Delivering innovation is pretty simple. It can be measured in terms of new products, new markets, new models, new technologies, new application of technologies, new ways of working – anything new. Innovation is about either taking something existing and adding to it or making something completely new. In either case, whatever it is didn’t exist before and that delta is what you measure.

Easier said than done but it can be done.

As a word of caution, Professor Robertson from Wharton University will tell you that innovation requires a management system. It isn’t wise to constantly incur new ideas without properly planning for their execution and implementation. A collection of new things can be just as damaging as no innovation at all and this is because new things are time consuming and potentially distracting. His book on Lego’s innovation history says more about how innovation can lead to losses without proper management.



There is a known school of thought established by IDEO that product and service development is more than just technology or design. It stems from a combination of attributes that include human factors (marketing considerations, customer experience, usage etc).

I am a product developer with a marketing strategist hat. This means I start my thinking with questions: what is the value of the product or service to the customer? How does it make their life better?

The challenge with corporate approaches to product and service development is compartmentalisation and lack of collaboration. A product cannot be developed without the input of a variety of skills which sit across business silos. More collaboration fostered by multi-disciplined teams is a good thing.

In digital domains this is a constant reality.
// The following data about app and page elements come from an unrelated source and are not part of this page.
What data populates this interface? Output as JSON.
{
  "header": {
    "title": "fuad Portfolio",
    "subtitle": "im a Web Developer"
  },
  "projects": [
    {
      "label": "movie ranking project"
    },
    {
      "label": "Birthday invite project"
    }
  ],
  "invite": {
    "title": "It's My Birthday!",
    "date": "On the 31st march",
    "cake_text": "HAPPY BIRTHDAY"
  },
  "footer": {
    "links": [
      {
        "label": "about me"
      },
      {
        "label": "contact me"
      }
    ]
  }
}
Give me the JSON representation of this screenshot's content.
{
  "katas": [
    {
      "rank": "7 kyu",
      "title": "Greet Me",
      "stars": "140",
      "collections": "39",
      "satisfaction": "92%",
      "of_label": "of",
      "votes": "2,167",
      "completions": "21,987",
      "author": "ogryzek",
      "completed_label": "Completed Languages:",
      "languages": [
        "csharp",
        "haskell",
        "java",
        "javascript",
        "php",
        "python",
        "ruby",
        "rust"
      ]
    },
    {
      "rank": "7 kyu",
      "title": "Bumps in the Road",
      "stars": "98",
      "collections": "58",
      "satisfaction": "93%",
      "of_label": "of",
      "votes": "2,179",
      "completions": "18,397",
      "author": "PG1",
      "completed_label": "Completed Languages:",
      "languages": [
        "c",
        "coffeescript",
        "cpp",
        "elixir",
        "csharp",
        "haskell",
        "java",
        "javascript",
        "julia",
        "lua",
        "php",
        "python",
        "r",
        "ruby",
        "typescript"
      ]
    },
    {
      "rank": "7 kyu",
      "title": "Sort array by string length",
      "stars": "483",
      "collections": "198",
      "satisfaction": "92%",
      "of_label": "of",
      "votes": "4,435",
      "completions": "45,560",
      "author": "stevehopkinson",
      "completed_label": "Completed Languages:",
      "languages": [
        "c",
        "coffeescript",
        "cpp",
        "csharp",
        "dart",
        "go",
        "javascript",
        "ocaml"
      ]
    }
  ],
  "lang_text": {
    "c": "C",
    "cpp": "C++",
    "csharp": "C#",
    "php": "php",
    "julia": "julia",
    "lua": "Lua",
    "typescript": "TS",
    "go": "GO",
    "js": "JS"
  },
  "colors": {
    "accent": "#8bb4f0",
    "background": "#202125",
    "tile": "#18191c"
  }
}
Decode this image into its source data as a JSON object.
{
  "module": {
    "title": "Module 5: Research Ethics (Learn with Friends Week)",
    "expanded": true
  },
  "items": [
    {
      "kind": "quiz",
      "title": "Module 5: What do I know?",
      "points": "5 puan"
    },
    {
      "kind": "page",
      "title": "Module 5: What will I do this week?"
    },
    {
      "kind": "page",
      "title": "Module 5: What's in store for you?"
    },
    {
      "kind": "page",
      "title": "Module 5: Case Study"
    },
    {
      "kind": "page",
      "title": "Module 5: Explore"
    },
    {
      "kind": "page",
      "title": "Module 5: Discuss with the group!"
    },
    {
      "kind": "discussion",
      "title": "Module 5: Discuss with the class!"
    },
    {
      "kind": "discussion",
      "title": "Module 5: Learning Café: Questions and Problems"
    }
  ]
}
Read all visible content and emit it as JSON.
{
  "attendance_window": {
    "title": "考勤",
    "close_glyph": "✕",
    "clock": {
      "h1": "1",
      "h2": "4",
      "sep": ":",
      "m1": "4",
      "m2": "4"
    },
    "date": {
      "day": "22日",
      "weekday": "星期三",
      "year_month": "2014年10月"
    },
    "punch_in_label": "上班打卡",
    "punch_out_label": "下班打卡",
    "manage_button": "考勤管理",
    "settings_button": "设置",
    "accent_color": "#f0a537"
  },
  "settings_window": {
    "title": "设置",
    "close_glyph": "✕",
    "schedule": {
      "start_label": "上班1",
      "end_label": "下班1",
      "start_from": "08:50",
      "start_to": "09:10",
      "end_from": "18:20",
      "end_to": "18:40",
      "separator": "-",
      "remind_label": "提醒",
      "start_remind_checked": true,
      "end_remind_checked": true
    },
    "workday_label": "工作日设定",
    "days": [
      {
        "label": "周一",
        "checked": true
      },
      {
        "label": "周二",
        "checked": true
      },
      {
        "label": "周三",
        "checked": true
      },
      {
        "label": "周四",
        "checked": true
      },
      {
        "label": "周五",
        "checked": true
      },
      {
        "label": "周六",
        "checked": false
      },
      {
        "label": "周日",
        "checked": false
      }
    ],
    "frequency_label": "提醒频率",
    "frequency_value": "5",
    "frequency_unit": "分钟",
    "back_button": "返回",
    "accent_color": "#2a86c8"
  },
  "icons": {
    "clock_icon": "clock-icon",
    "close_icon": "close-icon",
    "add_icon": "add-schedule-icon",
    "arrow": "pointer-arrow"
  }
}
The development of a digital product includes a combination of skills to make magic happen. There is no way round it.

Why are we still struggling?

I am not telling you anything new. However, what strikes me is how we continue to struggle putting this type of work into practice. Large organisations grapple with rigid fiefdoms and ways of working that defy collaboration principles. It is smaller, more nimble start-ups that are showing the big guys how to do it. 

I have seen it in all the businesses I have worked. There is much talk but cultures restrict any form of collaboration. How many business leaders are tasked with metrics on working together in addition to achieving end results? In some organisations, junior staff members are not bonused on overall business performance as though they have not contributed to the end result, which is disingenuous. Often HR staff lack understanding in what an employee actually does. Mostly, business directors want to own and control rather than share and build together.  

Where does a big company start? Try openness.

I was lucky enough to work at the Financial Times under the CEO Stephen Hill who fostered a culture of openness and shared goals. He made it clear to the entire organisation what the five year plan was and therefore everyone in the organisation, from admin through to senior management, was aware and focused. He printed the mission statement and targets in large format and posted them where people congregated. He addressed the entire organisation and made each person accountable for working toward those goals. There was no secrecy. Everyone was in it together.

If you don’t know it, ask your company to share their five year plan. You’ll be amazed or alarmed as to how many won’t share and feel it is on a need to know basis (or worse don’t even have one). From that information, you can work out what your contribution should be and identify ways of working together to get there. Sometimes change has to start from the bottom with one simple question.